Have we trials and temptations? Is there trouble anywhere? We should never be discouraged; take it to the Lord in prayer. Can we find a friend so faithful who will all our sorrows share? Jesus knows our every weakness; take it to the Lord in prayer.

In verse 3 Scriven describes the classical symptoms of depression - the loss of control, the anxieties, feelings of guilt. Tellingly, and bravely, he points out that at our lowest our friends are often nowhere to be seen and of little help, even despising the depressive. A reminder from Proverbs 58:24 “There is a Friend that sticketh closer than a brother."

Are we weak and heavy laden, cumbered with a load of care? Precious Savior, still our refuge, take it to the Lord in prayer. Do your friends despise, forsake you? Take it to the Lord in prayer! In His arms He’ll take and shield you; you will find a solace there.

Those three verses appear in the current Methodist hymnbook Hymns and Psalms (1983) as 559However Scriven's fourth unused verse points to the time of hope and rapture when there will be no need of prayer. Until that happens though we are urged to bring our burdens in earnest prayer.

Blessed Savior, Thou hast promised Thou wilt all our burdens bear May we ever, Lord, be bringing all to Thee in earnest prayer. Soon in glory bright unclouded there will be no need for prayer, Rapture, praise and endless worship will be our sweet portion there.

I have no counseling or medical  qualifications, and I would defer to those who have on the issue of depression. However I strongly believe that depression is a spiritual attack and one that should be resisted spiritually. Earnest prayer is a better response than alcohol and may be a better remedy than anti-depressants. The problem we have as a church in 21st century Britain is that we have lost the spiritual gifts which come from deep and sustained personal and corporate prayer.

3 comments:

Robert said...

I'm guessing, but I imagine most people enter ordained ministry hioping to achieve something. The reality is that they spend most of their time serving churches which are in a state of decline, that have very little power to do anything, and while a good minister can do a little, inconspicuous, good, a bad one can do a lot of damage. There are few new ideas, a lot of people who've been in office for donkey's years, who don't want anything to change, and the old ideas don't achieve very much. I can see the frustrations!

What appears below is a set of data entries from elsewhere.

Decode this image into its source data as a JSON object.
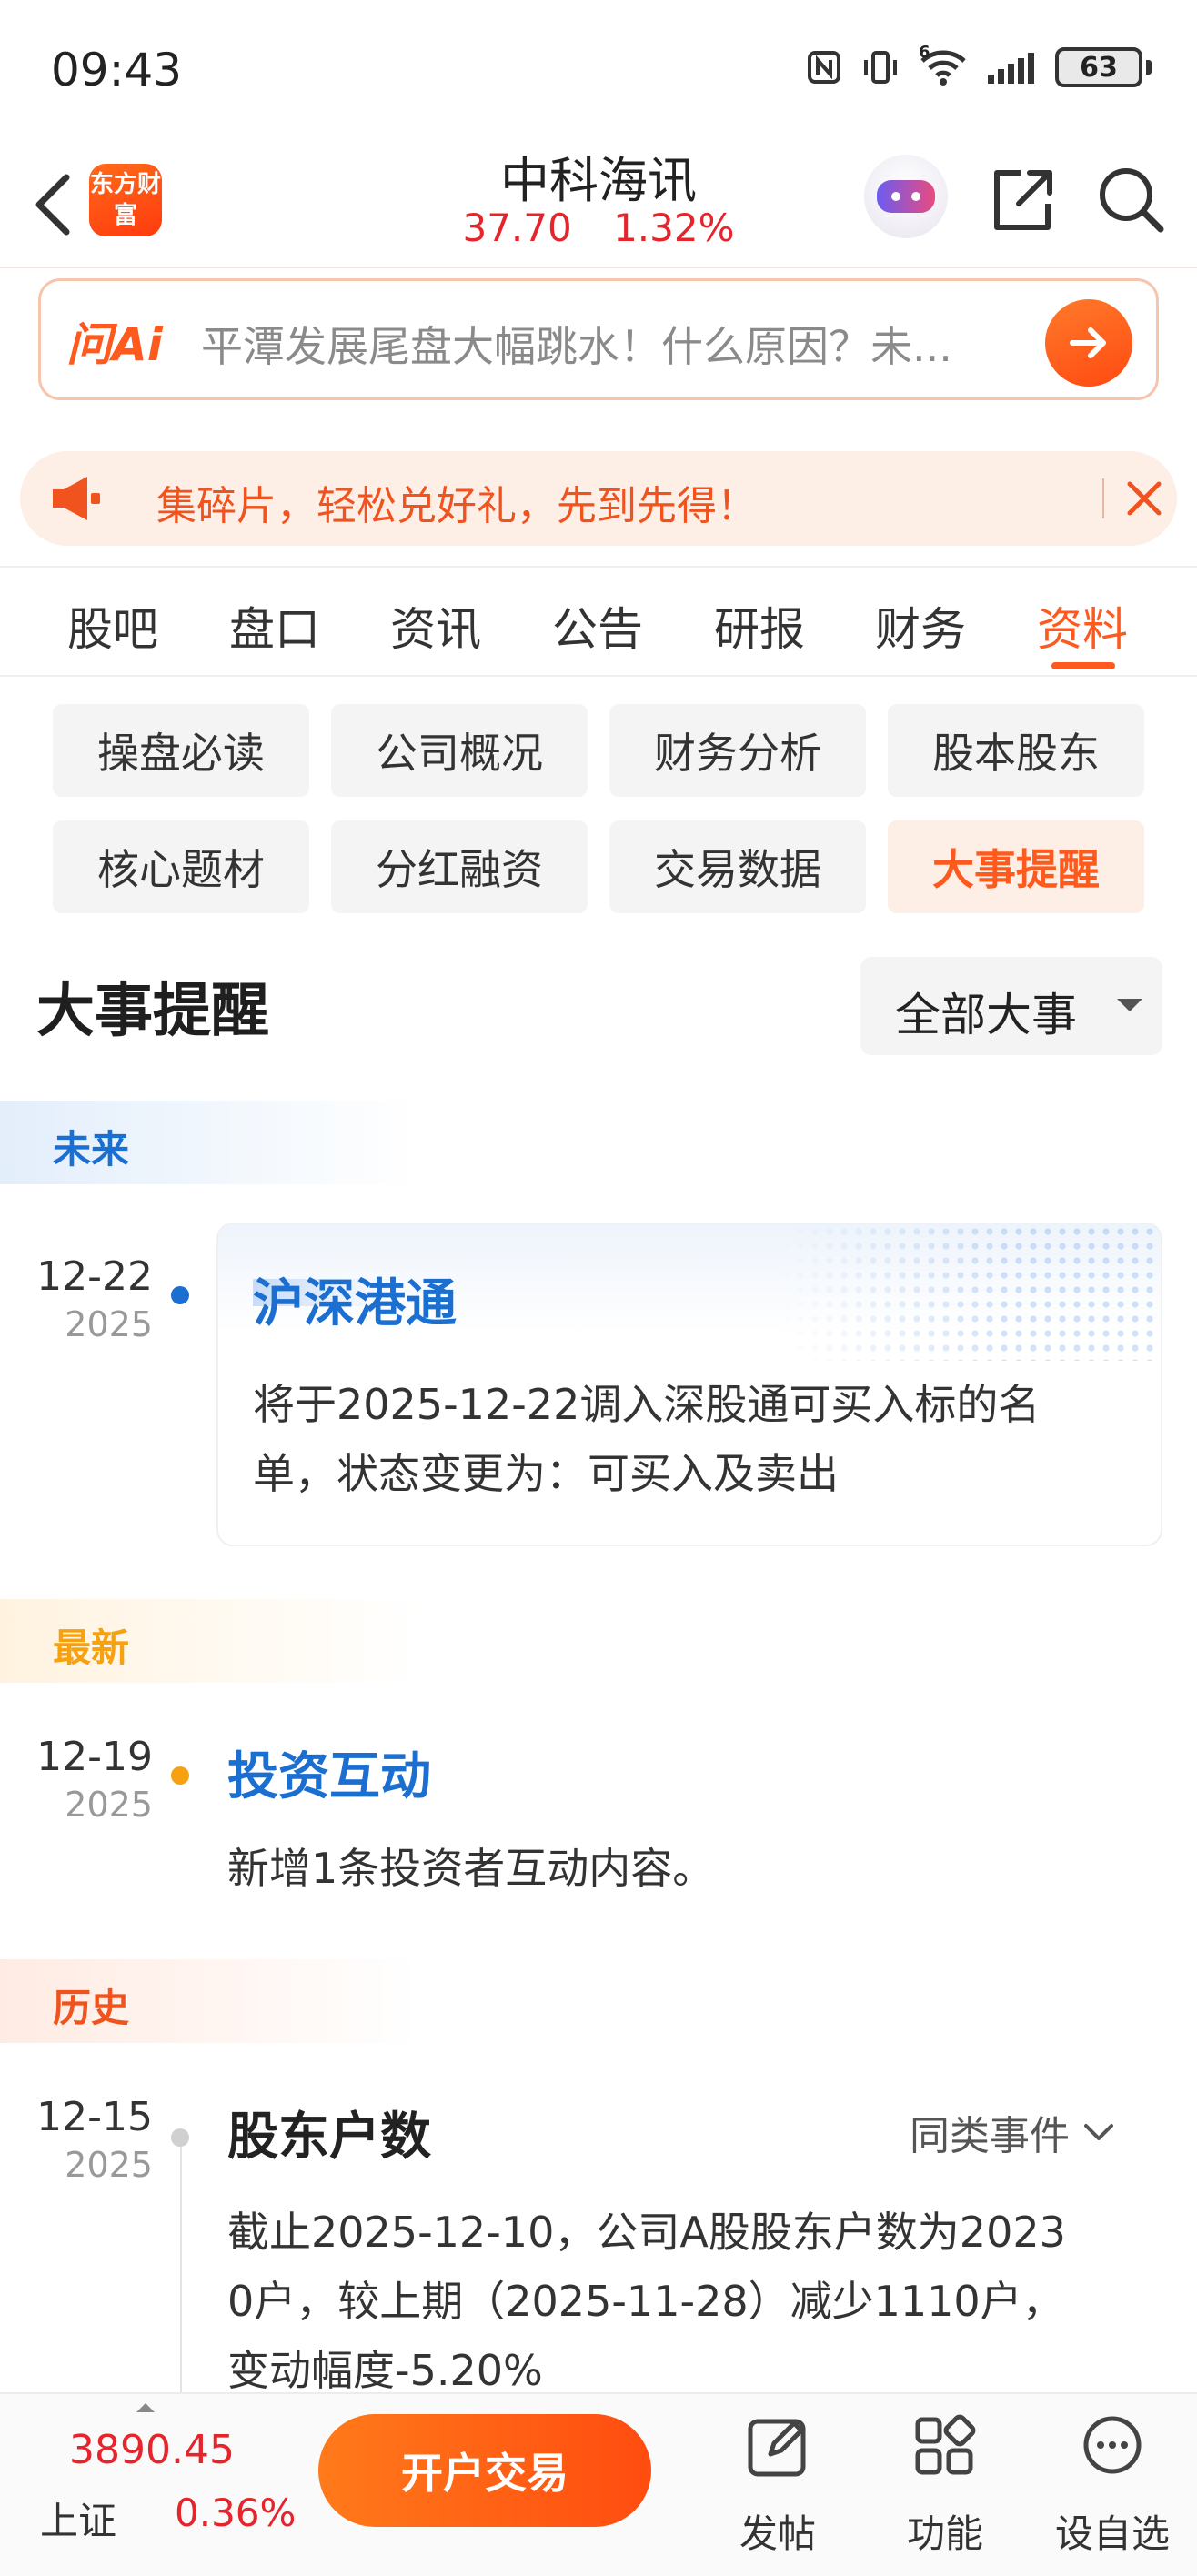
{
  "status_bar": {
    "time": "09:43",
    "battery": "63",
    "net_badge": "6"
  },
  "header": {
    "brand_logo_text": "东方财富",
    "stock_name": "中科海讯",
    "price": "37.70",
    "change_pct": "1.32%"
  },
  "ai_bar": {
    "label": "问Ai",
    "question": "平潭发展尾盘大幅跳水！什么原因？未..."
  },
  "promo": {
    "text": "集碎片，轻松兑好礼，先到先得！"
  },
  "tabs": [
    "股吧",
    "盘口",
    "资讯",
    "公告",
    "研报",
    "财务",
    "资料"
  ],
  "active_tab": "资料",
  "sub_tabs": [
    "操盘必读",
    "公司概况",
    "财务分析",
    "股本股东",
    "核心题材",
    "分红融资",
    "交易数据",
    "大事提醒"
  ],
  "active_sub_tab": "大事提醒",
  "section": {
    "title": "大事提醒",
    "filter": "全部大事"
  },
  "groups": {
    "future": "未来",
    "latest": "最新",
    "history": "历史"
  },
  "events": {
    "future": {
      "date": "12-22",
      "year": "2025",
      "title": "沪深港通",
      "body_line1": "将于2025-12-22调入深股通可买入标的名",
      "body_line2": "单，状态变更为：可买入及卖出"
    },
    "latest": {
      "date": "12-19",
      "year": "2025",
      "title": "投资互动",
      "body": "新增1条投资者互动内容。"
    },
    "history": {
      "date": "12-15",
      "year": "2025",
      "title": "股东户数",
      "similar": "同类事件",
      "body_line1": "截止2025-12-10，公司A股股东户数为2023",
      "body_line2": "0户，较上期（2025-11-28）减少1110户，",
      "body_line3": "变动幅度-5.20%"
    }
  },
  "bottom_bar": {
    "index_value": "3890.45",
    "index_name": "上证",
    "index_change": "0.36%",
    "trade_button": "开户交易",
    "nav": [
      "发帖",
      "功能",
      "设自选"
    ]
  },
  "colors": {
    "accent": "#ff5a1e",
    "rise": "#e5242b",
    "future_blue": "#1a6fd0",
    "latest_orange": "#f5a110",
    "history_red": "#f0531e"
  },
  "icons": [
    "back-arrow-icon",
    "share-icon",
    "search-icon",
    "megaphone-icon",
    "close-icon",
    "arrow-right-icon",
    "chevron-down-icon",
    "edit-icon",
    "grid-icon",
    "chat-bubble-icon"
  ]
}
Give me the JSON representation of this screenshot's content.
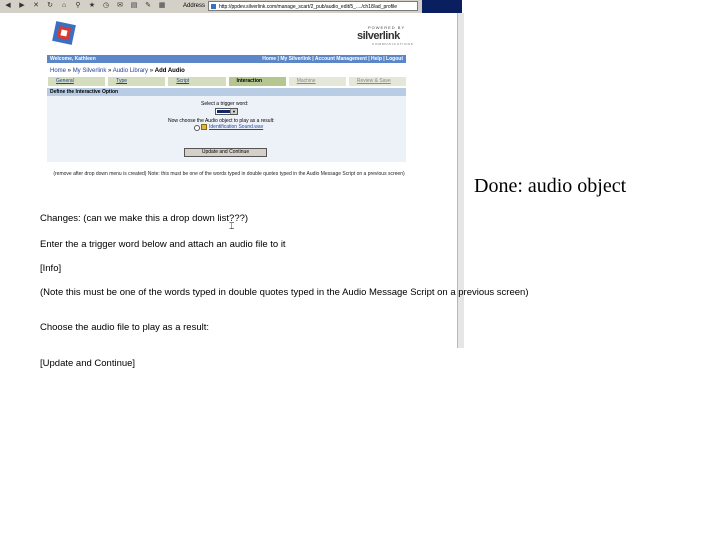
{
  "browser": {
    "address_label": "Address",
    "url": "http://ppdev.silverlink.com/manage_scart/2_pub/audio_edit/5_..../ch18/ad_profile"
  },
  "page": {
    "brand": {
      "powered_by": "POWERED BY",
      "name": "silverlink",
      "tagline": "COMMUNICATIONS"
    },
    "nav": {
      "welcome": "Welcome, Kathleen",
      "links": "Home | My Silverlink | Account Management | Help | Logout"
    },
    "breadcrumb": {
      "home": "Home",
      "my_silverlink": "My Silverlink",
      "audio_library": "Audio Library",
      "current": "Add Audio",
      "sep": " » "
    },
    "steps": [
      "General",
      "Type",
      "Script",
      "Interaction",
      "Machine",
      "Review & Save"
    ],
    "section_title": "Define the Interactive Option",
    "form": {
      "trigger_label": "Select a trigger word:",
      "choose_label": "Now choose the Audio object to play as a result:",
      "file_option": "Identification Sound.wav",
      "update_button": "Update and Continue"
    },
    "note": "(remove after drop down menu is created) Note: this must be one of the words typed in double quotes typed in the Audio Message Script on a previous screen)"
  },
  "slide": {
    "done_title": "Done: audio object",
    "changes": "Changes: (can we make this a drop down list???)",
    "enter_trigger": "Enter the a trigger word below and attach an audio file to it",
    "info": "[Info]",
    "note": "(Note this must be one of the words typed in double quotes typed in the Audio Message Script on a previous screen)",
    "choose": "Choose the audio file to play as a result:",
    "update": "[Update and Continue]"
  },
  "colors": {
    "nav_blue": "#5b87c9",
    "section_blue": "#b8cde4",
    "step_green": "#d4ddbd",
    "link_blue": "#23449a"
  }
}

I concluded about twenty years ago that the way to get somewhere was to sit in one church for as long as it took to build it up. Nothing I've seen has ever made me change my mind; I think there is a role for itinerants, but it's very different to the traditional understanding of ordained ministry.

Anonymous said...

Glad to see you quoting my great-uncle Joseph's hymn, david.

Hugh Scriven

Anonymous said...

One of my interests is reading sociological and psychological perspectives of church life, and sad to say, many commentators seem to agree that although most clergy are deeply committed, loving and decent people, the institution of ordained ministry brings inherent problems with it.

By placing so many expectations and pressures on one person in a church, high stress levels are probably inevitable, sometimes leading to worse problems. And church decline only exacerbates the situation.

Most of the research is based on CofE priests, or else comes from the USA, but it's hard to imagine that British Methodists are much different.